Designs on tulips

Posted on Friday, September 16th, 2011

When we moved into our house our front garden contained a scrappy piece of lawn, about 3m², with a rather unhappy Mahonia in the centre. A combination of an apathetic attitude to mowing this small area and my desire for a tidier aspect for the front of the house lead us to take up the turf, move the Mahonia with a ‘kill or cure’ approach (it survived) and create a rather pretentious (for the size and stature of our house) ‘parterre’ with box hedging.

A couple of years later the box is doing well in places, not so well in other spots, and some last minute ground cover sweet peas are rampaging over the plot in my attempt to give it a bit of colour when I had no time for planning further forward than popping a few seeds into the ground. So, with next spring in mind, I sat down with a bulb catalogue to plan properly for next year, specifically with a colourful display of tulips in mind.

Browsing through the catalogue I had no trouble finding tulips which I liked, in fact I could quite happily fill several acres with my choices, but struggled rather with narrowing it down to a more realistic, and well combined, selection. Therefore I went back to basic and, instead of starting with the varieties available, I started with the basics of how to plant tulip displays.

The first principle I worked to was that the smaller the space, the fewer varieties it can cope with. A small border would look very cluttered with four different colours of tulip vying for position, but one type, or perhaps two in either complementary or contrasting colours, would give a display with much more visual impact.

On a larger scale the options are more numerous, though I still favour blocks or waves of one or two colours over a general cacophony of different varieties. In a long border a drift of a single type of tulip, weaving between other plants, creates a sinuously dramatic affect. If the border is particularly deep or wide then you can incorporate several drifts of different tulips, which can be truly spectacular to behold.

In a bedding scheme dedicated to tulips and other spring bedding you can plant striking, geometric shapes in different colours. Perhaps rectangular rows of different varieties, or concentric circles creating a rainbow effect.

In pots, just one colour often looks best, although combining two complementary or contrasting tulips can be simple enough to still perform well in such a small area. Containers are also ideal sites for the more ostentatious tulips, such as Parrot or Double tulips; bringing them nearer eye level allows them to be better appreciated.

Of course, this is all very well and good, but it doesn’t take into account my desire to try out lots of different bulbs! In the end I’ve stuck to mainly reds and yellows (colours which I mainly use for cut flowers in the house, which some of the tulips will be sacrificed to). In each of the four sections of my parterre I’m planting one early variety and one late one, but in colours which will match should they be out at the same time. So I’ve managed to cram in 8 different kinds of tulip and, I will admit, am a little worried that this will be a bit over the top for such a little space, but then I’ve never really been one to practice what I preach! Perhaps I’ll be a little more sensible when choosing bulbs for my spring containers…?

A few more tips about planting tulips:

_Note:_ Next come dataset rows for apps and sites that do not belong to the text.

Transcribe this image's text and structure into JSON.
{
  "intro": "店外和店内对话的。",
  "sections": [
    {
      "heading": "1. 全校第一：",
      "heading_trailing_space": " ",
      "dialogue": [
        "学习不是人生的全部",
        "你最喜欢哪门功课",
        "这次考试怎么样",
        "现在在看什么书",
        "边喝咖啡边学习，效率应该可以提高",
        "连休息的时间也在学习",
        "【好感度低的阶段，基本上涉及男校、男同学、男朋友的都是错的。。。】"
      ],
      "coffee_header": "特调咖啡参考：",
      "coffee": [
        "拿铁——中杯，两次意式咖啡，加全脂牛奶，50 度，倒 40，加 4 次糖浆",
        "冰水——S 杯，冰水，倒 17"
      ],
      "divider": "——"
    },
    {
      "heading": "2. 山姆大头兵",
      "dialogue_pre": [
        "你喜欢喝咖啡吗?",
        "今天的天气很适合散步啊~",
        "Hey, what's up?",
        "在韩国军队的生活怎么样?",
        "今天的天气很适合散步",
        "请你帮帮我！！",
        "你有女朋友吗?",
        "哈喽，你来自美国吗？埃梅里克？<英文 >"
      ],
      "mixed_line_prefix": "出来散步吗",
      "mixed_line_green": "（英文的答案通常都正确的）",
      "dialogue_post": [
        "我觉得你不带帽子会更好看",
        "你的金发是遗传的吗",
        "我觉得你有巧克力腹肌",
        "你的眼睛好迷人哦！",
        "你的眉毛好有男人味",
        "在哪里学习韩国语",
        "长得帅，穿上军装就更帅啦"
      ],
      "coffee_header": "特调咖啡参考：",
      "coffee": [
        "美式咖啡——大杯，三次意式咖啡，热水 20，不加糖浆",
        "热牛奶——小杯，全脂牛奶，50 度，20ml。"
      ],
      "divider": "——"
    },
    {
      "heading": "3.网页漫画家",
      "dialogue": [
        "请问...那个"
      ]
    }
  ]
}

  • You should aim to plant a minimum of 6 plants (in containers) or 15 (in beds/borders) together so they don’t look ‘lost’ among other plants, though you need 30+ to get a really dramatic display.
  • As well as considering the colour of the tulips you’re planting you should also consider the flowering time (particularly if you’re intending two varieties to be in flower at the same time), the height of the plant (to ensure that you don’t have shorter ones hidden at the back of displays) and whether the colour of the flower is the same throughout its flowering period (you can now get some ‘colour change’ tulips which start in a light colour and age to darker).
  • If you fancy having a real mix of colours try to purchase the bulbs in separate colours and mix them yourself; if you can’t identify the different bulbs you won’t be able to ensure a ‘random’ spread of colours through the display.
  • Always put all your bulbs out on the soil surface before you plant them, to ensure that you have enough for the area to be covered and to enable you to mix different coloured bulbs to give a natural effect. If you’re dealing with more the one colour flower, or just have trouble spotting bulbs on the soil surface, place something bright next to each bulb and used a different colour for each type of bulb. The tops from plastic milk bottles are useful for this or plastic plant labels.